DreamWorks Animation plans to cut around 500 jobs and reduce its film output from three per year to two per year as part of a major restructuring meant to improve its profitability. The studio, known for Shrek and the Madagascar series, has struggled at the box office in recent years despite finally finding some critical success with How to Train Your Dragon. Continued box office misses have put DreamWorks Animation in a tough place. Twice this year, other companies have considered buying it, though neither purchase — from SoftBank or Hasbro — panned out.
"Great films, better box office results, and growing profitability"
"The number one priority for DreamWorks Animation’s core film business is to deliver consistent creative and financial success," Jeffrey Katzenberg, CEO of DreamWorks Animation, says in a letter to investors. "I am confident that this strategic plan will deliver great films, better box office results, and growing profitability across our complementary businesses."
DreamWorks previously laid off 350 employees after a big loss at the end of 2012. This year, it's fluctuated between mild profits and big losses. In part, that's been because of original films failing to live up to its expectations. The studio's current schedule may resolve that, with plans to release one sequel and one original film each year. Sequels typically perform well and often do quite a bit better than the original film they're based on, so this is a logical — if staid — strategy for DreamWorks Animation to take up. It just means the studio will have to ensure that some of its originals are good enough to keep building on.

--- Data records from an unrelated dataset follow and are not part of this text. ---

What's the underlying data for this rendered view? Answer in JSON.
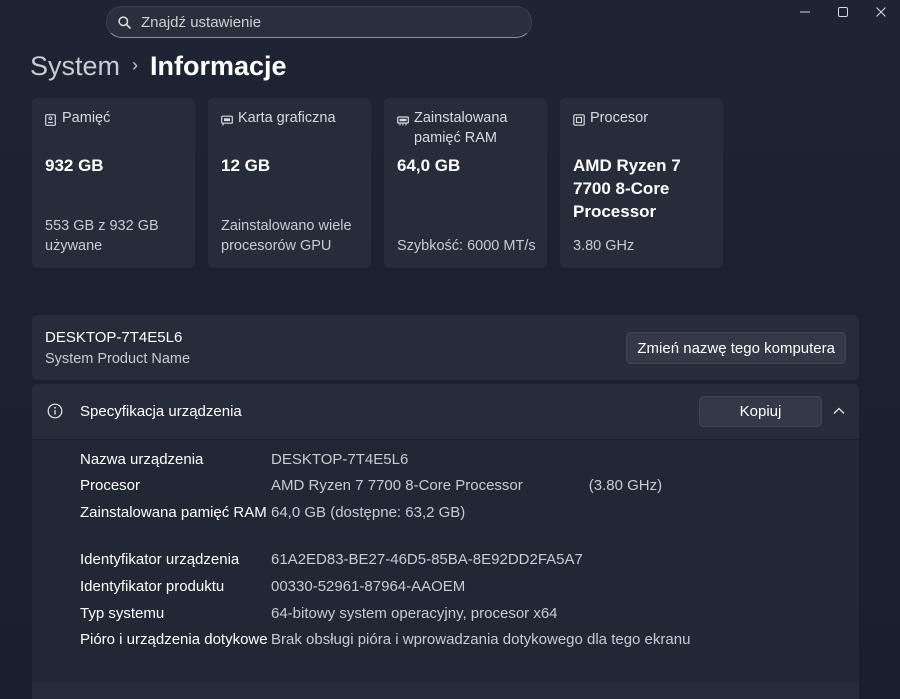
{
  "search": {
    "placeholder": "Znajdź ustawienie"
  },
  "breadcrumb": {
    "parent": "System",
    "separator": "›",
    "current": "Informacje"
  },
  "window_controls": {
    "minimize": "—",
    "maximize": "☐",
    "close": "✕"
  },
  "cards": [
    {
      "label": "Pamięć",
      "value": "932 GB",
      "sub": "553 GB z 932 GB używane"
    },
    {
      "label": "Karta graficzna",
      "value": "12 GB",
      "sub": "Zainstalowano wiele procesorów GPU"
    },
    {
      "label": "Zainstalowana pamięć RAM",
      "value": "64,0 GB",
      "sub": "Szybkość: 6000 MT/s"
    },
    {
      "label": "Procesor",
      "value": "AMD Ryzen 7 7700 8-Core Processor",
      "sub": "3.80 GHz"
    }
  ],
  "device": {
    "name": "DESKTOP-7T4E5L6",
    "model": "System Product Name",
    "rename_label": "Zmień nazwę tego komputera"
  },
  "spec": {
    "title": "Specyfikacja urządzenia",
    "copy_label": "Kopiuj",
    "rows": [
      {
        "key": "Nazwa urządzenia",
        "value": "DESKTOP-7T4E5L6"
      },
      {
        "key": "Procesor",
        "value": "AMD Ryzen 7 7700 8-Core Processor",
        "extra": "(3.80 GHz)"
      },
      {
        "key": "Zainstalowana pamięć RAM",
        "value": "64,0 GB (dostępne: 63,2 GB)"
      },
      {
        "key": "Identyfikator urządzenia",
        "value": "61A2ED83-BE27-46D5-85BA-8E92DD2FA5A7"
      },
      {
        "key": "Identyfikator produktu",
        "value": "00330-52961-87964-AAOEM"
      },
      {
        "key": "Typ systemu",
        "value": "64-bitowy system operacyjny, procesor x64"
      },
      {
        "key": "Pióro i urządzenia dotykowe",
        "value": "Brak obsługi pióra i wprowadzania dotykowego dla tego ekranu"
      }
    ]
  },
  "icons": {
    "search": "search-icon",
    "storage": "storage-icon",
    "gpu": "gpu-icon",
    "ram": "ram-icon",
    "cpu": "cpu-icon",
    "info": "info-icon",
    "collapse": "chevron-up-icon"
  },
  "colors": {
    "background": "#1c2130",
    "card": "#272c3b",
    "button": "#343948",
    "text_primary": "#ffffff",
    "text_secondary": "#c9cbd1"
  }
}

The studio's 500 layoffs will come from "all locations and all divisions" of the company. However, Variety editor Marc Graser says that this will include the closure of the studio's location in Northern California, where How to Train Your Dragon came out of. Staff from that location will have the option of moving south to DreamWorks Animations' main campus, but it's likely to mean that the studio will lose some of the artists responsible for its best work in the process. That's bad news given that Dragon has been the force behind DreamWorks Animation's recent acclaim — but, on the other hand, that hasn't done enough to help the studio out monetarily, which is ultimately what matters.